# DATA FOR REVIEW:

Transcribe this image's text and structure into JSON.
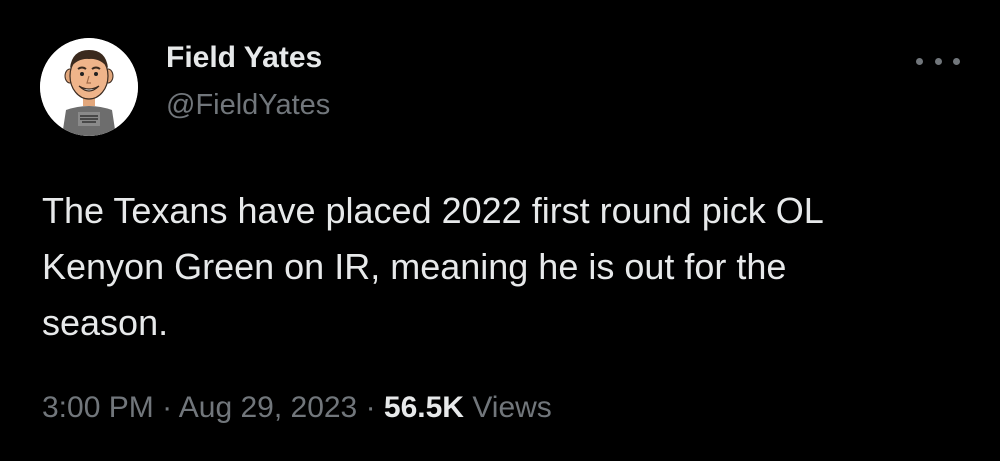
{
  "author": {
    "name": "Field Yates",
    "handle": "@FieldYates",
    "avatar_icon": "cartoon-avatar-icon"
  },
  "tweet": {
    "text": "The Texans have placed 2022 first round pick OL\nKenyon Green on IR, meaning he is out for the\nseason.",
    "time": "3:00 PM",
    "separator": " · ",
    "date": "Aug 29, 2023",
    "views_count": "56.5K",
    "views_label": " Views"
  },
  "menu": {
    "more_icon": "more-options-icon"
  },
  "colors": {
    "background": "#000000",
    "primary_text": "#e7e9ea",
    "secondary_text": "#71767b"
  }
}
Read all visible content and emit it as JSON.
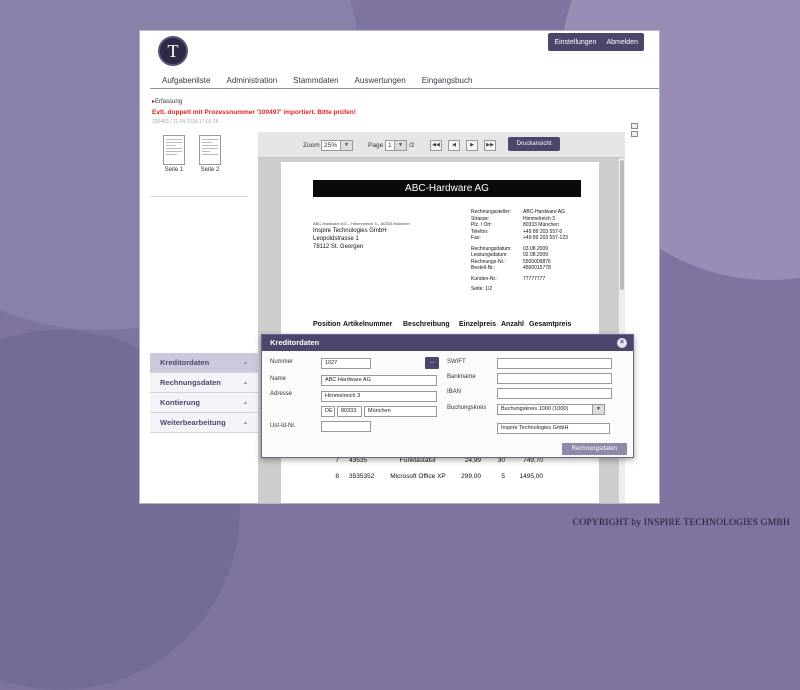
{
  "copyright": "COPYRIGHT by INSPIRE TECHNOLOGIES GMBH",
  "header": {
    "logo_glyph": "T",
    "settings_label": "Einstellungen",
    "logout_label": "Abmelden"
  },
  "nav": [
    "Aufgabenliste",
    "Administration",
    "Stammdaten",
    "Auswertungen",
    "Eingangsbuch"
  ],
  "breadcrumb": "Erfassung",
  "warning": "Evtl. doppelt mit Prozessnummer '100497' importiert. Bitte prüfen!",
  "meta": "100483 / 11.04.2018 17:01:28",
  "thumbnails": [
    "Seite 1",
    "Seite 2"
  ],
  "accordion": [
    {
      "label": "Kreditordaten",
      "active": true
    },
    {
      "label": "Rechnungsdaten",
      "active": false
    },
    {
      "label": "Kontierung",
      "active": false
    },
    {
      "label": "Weiterbearbeitung",
      "active": false
    }
  ],
  "viewer": {
    "zoom_label": "Zoom",
    "zoom_value": "25%",
    "page_label": "Page",
    "page_value": "1",
    "page_total": "/2",
    "print_label": "Druckansicht"
  },
  "document": {
    "company": "ABC-Hardware AG",
    "sender_line": "ABC-Hardware AG – Himmelreich 3 – 80333 München",
    "recipient": [
      "Inspire Technologies GmbH",
      "Leopoldstrasse 1",
      "78112 St. Georgen"
    ],
    "right_block": [
      {
        "k": "Rechnungssteller:",
        "v": "ABC-Hardware AG"
      },
      {
        "k": "Strasse:",
        "v": "Himmelreich 3"
      },
      {
        "k": "Plz. / Ort:",
        "v": "80333 München"
      },
      {
        "k": "Telefon:",
        "v": "+49 89 203 557-0"
      },
      {
        "k": "Fax:",
        "v": "+49 89 203 557-123"
      },
      {
        "k": "",
        "v": ""
      },
      {
        "k": "Rechnungsdatum:",
        "v": "03.08.2009"
      },
      {
        "k": "Leistungsdatum:",
        "v": "02.08.2009"
      },
      {
        "k": "Rechnungs-Nr.:",
        "v": "5500009876"
      },
      {
        "k": "Bestell-Nr.:",
        "v": "4500015778"
      },
      {
        "k": "",
        "v": ""
      },
      {
        "k": "Kunden-Nr.:",
        "v": "77777777"
      },
      {
        "k": "",
        "v": ""
      },
      {
        "k": "Seite: 1/2",
        "v": ""
      }
    ],
    "table_headers": [
      "Position",
      "Artikelnummer",
      "Beschreibung",
      "Einzelpreis",
      "Anzahl",
      "Gesamtpreis"
    ],
    "rows": [
      [
        "7",
        "43535",
        "Funktastatur",
        "24,99",
        "30",
        "749,70"
      ],
      [
        "8",
        "3535352",
        "Microsoft Office XP",
        "299,00",
        "5",
        "1495,00"
      ]
    ]
  },
  "modal": {
    "title": "Kreditordaten",
    "labels": {
      "nummer": "Nummer",
      "name": "Name",
      "adresse": "Adresse",
      "ustid": "Ust-Id-Nr.",
      "swift": "SWIFT",
      "bankname": "Bankname",
      "iban": "IBAN",
      "buchungskreis": "Buchungskreis"
    },
    "values": {
      "nummer": "1027",
      "name": "ABC Hardware AG",
      "strasse": "Himmelreich 3",
      "land": "DE",
      "plz": "80333",
      "ort": "München",
      "ustid": "",
      "swift": "",
      "bankname": "",
      "iban": "",
      "buchungskreis": "Buchungskreis 1000 (1000)",
      "empfaenger": "Inspire Technologies GmbH"
    },
    "lookup_label": "...",
    "footer_button": "Rechnungsdaten"
  }
}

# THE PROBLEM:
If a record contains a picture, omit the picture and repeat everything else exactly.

# EXERCISE ANSWER:
Transcribe this image's text and structure into JSON.
{
  "author": {
    "name": "Field Yates",
    "handle": "@FieldYates",
    "avatar_icon": "cartoon-avatar-icon"
  },
  "tweet": {
    "text": "The Texans have placed 2022 first round pick OL\nKenyon Green on IR, meaning he is out for the\nseason.",
    "time": "3:00 PM",
    "separator": " · ",
    "date": "Aug 29, 2023",
    "views_count": "56.5K",
    "views_label": " Views"
  },
  "menu": {
    "more_icon": "more-options-icon"
  },
  "colors": {
    "background": "#000000",
    "primary_text": "#e7e9ea",
    "secondary_text": "#71767b"
  }
}
Read all visible content and emit it as JSON.
{
  "copyright": "COPYRIGHT by INSPIRE TECHNOLOGIES GMBH",
  "header": {
    "logo_glyph": "T",
    "settings_label": "Einstellungen",
    "logout_label": "Abmelden"
  },
  "nav": [
    "Aufgabenliste",
    "Administration",
    "Stammdaten",
    "Auswertungen",
    "Eingangsbuch"
  ],
  "breadcrumb": "Erfassung",
  "warning": "Evtl. doppelt mit Prozessnummer '100497' importiert. Bitte prüfen!",
  "meta": "100483 / 11.04.2018 17:01:28",
  "thumbnails": [
    "Seite 1",
    "Seite 2"
  ],
  "accordion": [
    {
      "label": "Kreditordaten",
      "active": true
    },
    {
      "label": "Rechnungsdaten",
      "active": false
    },
    {
      "label": "Kontierung",
      "active": false
    },
    {
      "label": "Weiterbearbeitung",
      "active": false
    }
  ],
  "viewer": {
    "zoom_label": "Zoom",
    "zoom_value": "25%",
    "page_label": "Page",
    "page_value": "1",
    "page_total": "/2",
    "print_label": "Druckansicht"
  },
  "document": {
    "company": "ABC-Hardware AG",
    "sender_line": "ABC-Hardware AG – Himmelreich 3 – 80333 München",
    "recipient": [
      "Inspire Technologies GmbH",
      "Leopoldstrasse 1",
      "78112 St. Georgen"
    ],
    "right_block": [
      {
        "k": "Rechnungssteller:",
        "v": "ABC-Hardware AG"
      },
      {
        "k": "Strasse:",
        "v": "Himmelreich 3"
      },
      {
        "k": "Plz. / Ort:",
        "v": "80333 München"
      },
      {
        "k": "Telefon:",
        "v": "+49 89 203 557-0"
      },
      {
        "k": "Fax:",
        "v": "+49 89 203 557-123"
      },
      {
        "k": "",
        "v": ""
      },
      {
        "k": "Rechnungsdatum:",
        "v": "03.08.2009"
      },
      {
        "k": "Leistungsdatum:",
        "v": "02.08.2009"
      },
      {
        "k": "Rechnungs-Nr.:",
        "v": "5500009876"
      },
      {
        "k": "Bestell-Nr.:",
        "v": "4500015778"
      },
      {
        "k": "",
        "v": ""
      },
      {
        "k": "Kunden-Nr.:",
        "v": "77777777"
      },
      {
        "k": "",
        "v": ""
      },
      {
        "k": "Seite: 1/2",
        "v": ""
      }
    ],
    "table_headers": [
      "Position",
      "Artikelnummer",
      "Beschreibung",
      "Einzelpreis",
      "Anzahl",
      "Gesamtpreis"
    ],
    "rows": [
      [
        "7",
        "43535",
        "Funktastatur",
        "24,99",
        "30",
        "749,70"
      ],
      [
        "8",
        "3535352",
        "Microsoft Office XP",
        "299,00",
        "5",
        "1495,00"
      ]
    ]
  },
  "modal": {
    "title": "Kreditordaten",
    "labels": {
      "nummer": "Nummer",
      "name": "Name",
      "adresse": "Adresse",
      "ustid": "Ust-Id-Nr.",
      "swift": "SWIFT",
      "bankname": "Bankname",
      "iban": "IBAN",
      "buchungskreis": "Buchungskreis"
    },
    "values": {
      "nummer": "1027",
      "name": "ABC Hardware AG",
      "strasse": "Himmelreich 3",
      "land": "DE",
      "plz": "80333",
      "ort": "München",
      "ustid": "",
      "swift": "",
      "bankname": "",
      "iban": "",
      "buchungskreis": "Buchungskreis 1000 (1000)",
      "empfaenger": "Inspire Technologies GmbH"
    },
    "lookup_label": "...",
    "footer_button": "Rechnungsdaten"
  }
}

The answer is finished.